By Saddam Abu Asim
Khuzaamah, a ten-year-old marginalized child, tries hardly to save a good amount of money each month in order to deposit it at the nearest branch of Alamal Bank in Taiz. She competes with her two friends to collect money through useful activities with the help of their marginalized families, or Akhdams, as it’s called in the local dialect.
Khuzaamah, studies in the third level of primary school, she doesn’t know about the importance of saving money until she participated in a project implemented and supported by UNICEF in cooperation with Alamal Bank and the Social Welfare Fund in Taiz. The projected was designed to train marginalized families on basic of financial concepts.
Najla Kamel, executive staff at Alamal Bank said, in the first phase of the program, about 32 children and 35 mothers from marginalized families were trained on financial concepts and the importance of savings and loans.
“By the end of the training, we had opened current accounts and savings accounts for the participants and put about 750 YR in each account for the trained marginalized children,” she said.
The project, which is named “Financial Inclusion,” aims to gather marginalized children’s’ money for school fees and nutrition and health services.
Bilal Galies, another staff of Alamal Bank, said the bank is keen to activate financial activities for youth and children from all segments of society, the bank is targeting 5,800 marginalized families in Yemen.
“When UNICEF suggested the project for the bank, we liked it because it’s quite appropriate to the bank’s goals. The project is targeting financial inclusion for 12,000 children and 9,200 mothers from the marginalized class and costs 645 million YR,” he continued.
Khuzaamah’s mother confirmed that the money helped her daughter to overcome difficult economic conditions to continue her education.
Jamila Salem, a mother, lives with her eight children and husband who is suffering from liver hypertrophy in a small two-room apartment in Taiz. She is considered herself a lucky person compared to other marginalized families who live in slums.

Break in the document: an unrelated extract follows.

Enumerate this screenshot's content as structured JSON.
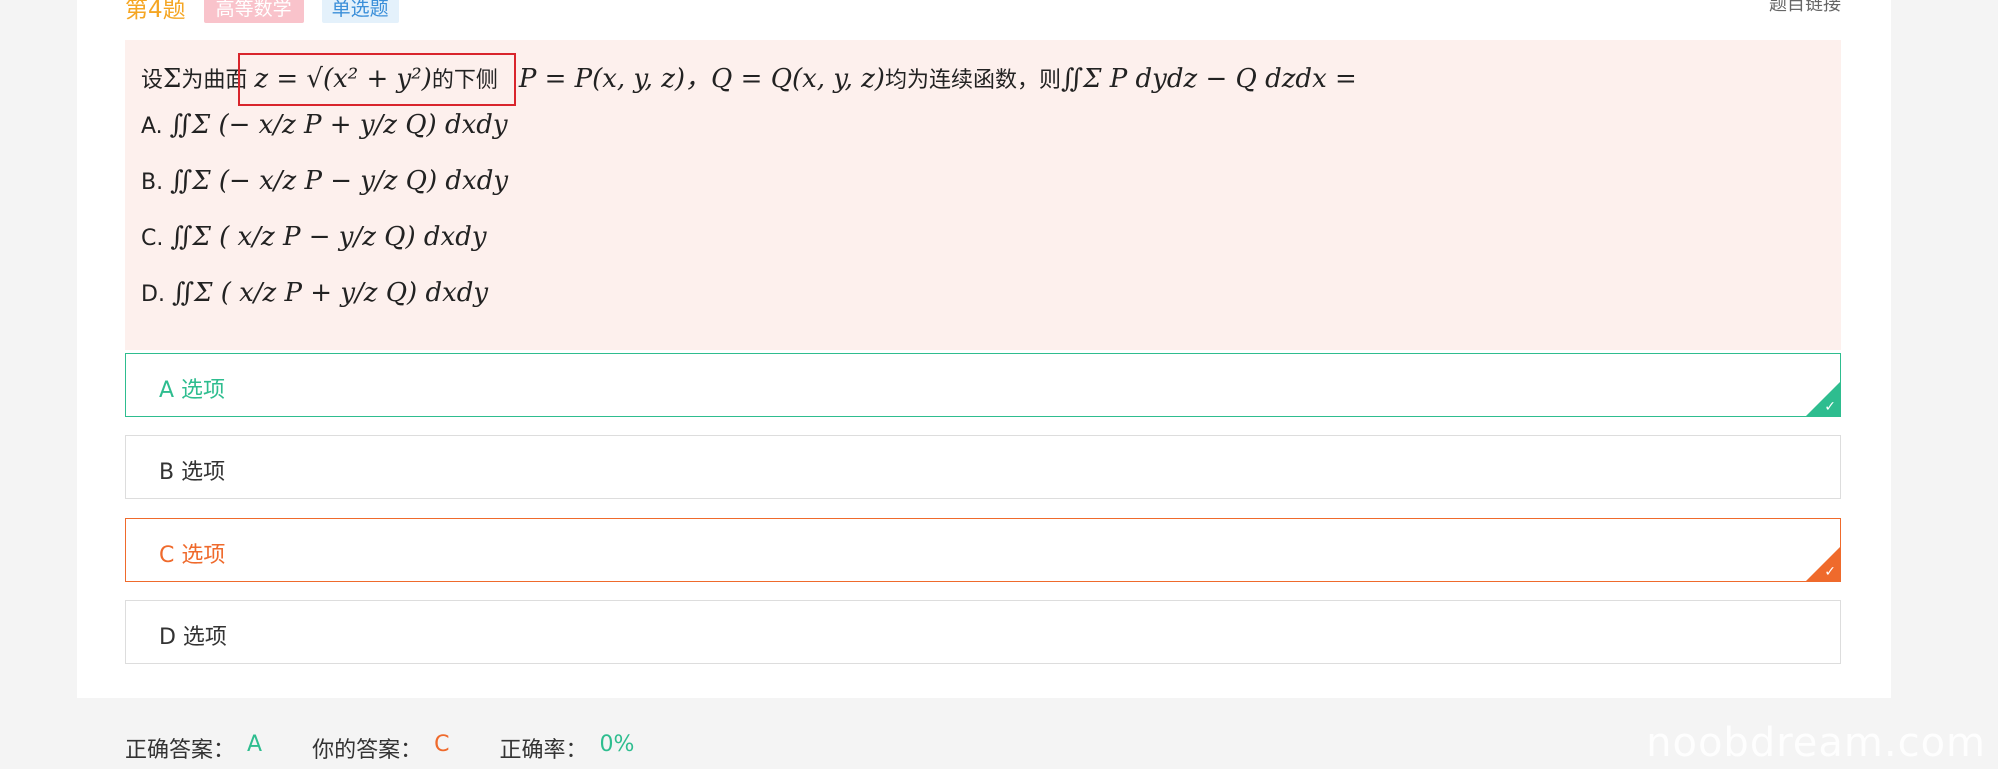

In the same region, there are many women who have made a good benefit from the loans provided by the Bank.
Najat Hamid, a participant in the training course, said that she benefited a lot from the course and started teaching her eight children and neighbors the importance of saving and preparing a financial budget for the family as well as how to invest it in useful projects.
Hamid’s neighbor Wafa was happy with her small home, which she could build with a loan from the bank of 50,000 riyals.
According to the reports by UNICEF, most marginalized children are suffering from bad nutrition due to poverty and the pollution of water and poor sanitation services.
Despite the attempts to mix marginalized people with society, they still find discriminated against in society, where people believe that marginalized people have caused a bad situation for themselves through the lack of interest in their appearance, education, and life in general.
This situation was one of the motives to implement the Financial Inclusion project to help marginalized group plan for their daily lives.
Choosing Taiz province to implement the project was a result of the high rate of marginalized people living there.
According to the branch manager of UNICEF in Taiz, Dr. Khalid Al-Shaibani, the proportion of the marginalized in Taiz reaches 10% of the rural and urban populations.
“In coordination with the Social Welfare Fund and Alamal Bank, we have developed three steps. The first is to survey marginalized communities, then implement the project of social protection, and finally add eligible cases that are on the waiting list or didn’t benefit from the Social Welfare Fund,” explained Al-Shaibani.
Director of Social Welfare Fund, Qasim Shahara, said that in the survey, which targets nine directorates, they used modern technology which has reduced the errors and made the results more accurate and credible, pointing out that the marginalized people who have been counted in directorates are 55,000.
Shahara confirmed that this marginalized category is ready for any intervention to be integrated into society and they will continue implementing their project to make them an important part of society.